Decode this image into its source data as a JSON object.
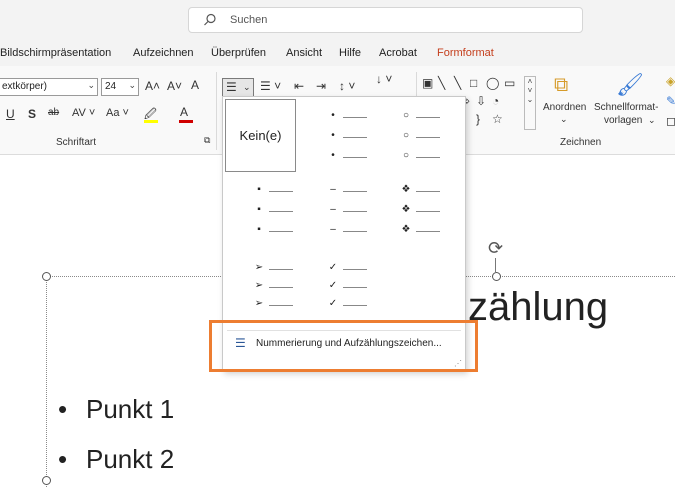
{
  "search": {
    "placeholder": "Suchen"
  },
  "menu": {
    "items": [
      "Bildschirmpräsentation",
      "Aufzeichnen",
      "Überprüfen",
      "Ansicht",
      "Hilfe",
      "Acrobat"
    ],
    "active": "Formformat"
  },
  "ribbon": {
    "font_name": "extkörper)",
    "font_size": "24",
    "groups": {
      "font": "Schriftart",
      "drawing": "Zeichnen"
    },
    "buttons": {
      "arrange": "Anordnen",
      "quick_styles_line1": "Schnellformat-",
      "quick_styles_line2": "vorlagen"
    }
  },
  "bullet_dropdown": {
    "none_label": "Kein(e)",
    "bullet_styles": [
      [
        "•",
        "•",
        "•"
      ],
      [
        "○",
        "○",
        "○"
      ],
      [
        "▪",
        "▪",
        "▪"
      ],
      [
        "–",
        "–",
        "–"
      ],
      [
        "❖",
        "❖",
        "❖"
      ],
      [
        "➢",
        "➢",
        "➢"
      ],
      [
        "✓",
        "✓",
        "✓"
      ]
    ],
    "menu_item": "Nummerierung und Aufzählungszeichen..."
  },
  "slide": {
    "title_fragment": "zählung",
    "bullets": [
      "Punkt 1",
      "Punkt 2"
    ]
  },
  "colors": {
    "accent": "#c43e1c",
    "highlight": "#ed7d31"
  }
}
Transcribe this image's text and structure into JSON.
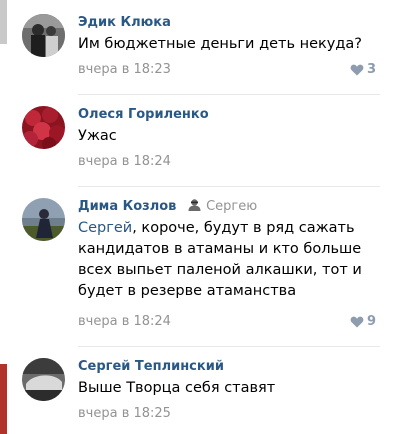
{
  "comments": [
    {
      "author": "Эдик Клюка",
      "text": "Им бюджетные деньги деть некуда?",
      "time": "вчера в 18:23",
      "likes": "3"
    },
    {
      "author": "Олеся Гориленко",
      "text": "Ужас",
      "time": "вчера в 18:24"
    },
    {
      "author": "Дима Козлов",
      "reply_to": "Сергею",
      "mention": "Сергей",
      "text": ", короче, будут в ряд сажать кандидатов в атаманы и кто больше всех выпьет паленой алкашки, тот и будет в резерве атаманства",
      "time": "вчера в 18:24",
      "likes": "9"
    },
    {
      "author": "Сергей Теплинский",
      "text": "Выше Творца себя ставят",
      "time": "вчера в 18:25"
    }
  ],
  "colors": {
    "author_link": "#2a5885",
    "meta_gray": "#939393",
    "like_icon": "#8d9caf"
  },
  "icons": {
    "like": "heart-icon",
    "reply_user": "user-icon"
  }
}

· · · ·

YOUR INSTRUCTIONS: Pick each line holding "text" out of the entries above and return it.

YOUR RESPONSE:
Transcribe this image's text and structure into JSON.
      "text": "Им бюджетные деньги деть некуда?",
      "text": "Ужас",
      "text": ", короче, будут в ряд сажать кандидатов в атаманы и кто больше всех выпьет паленой алкашки, тот и будет в резерве атаманства",
      "text": "Выше Творца себя ставят",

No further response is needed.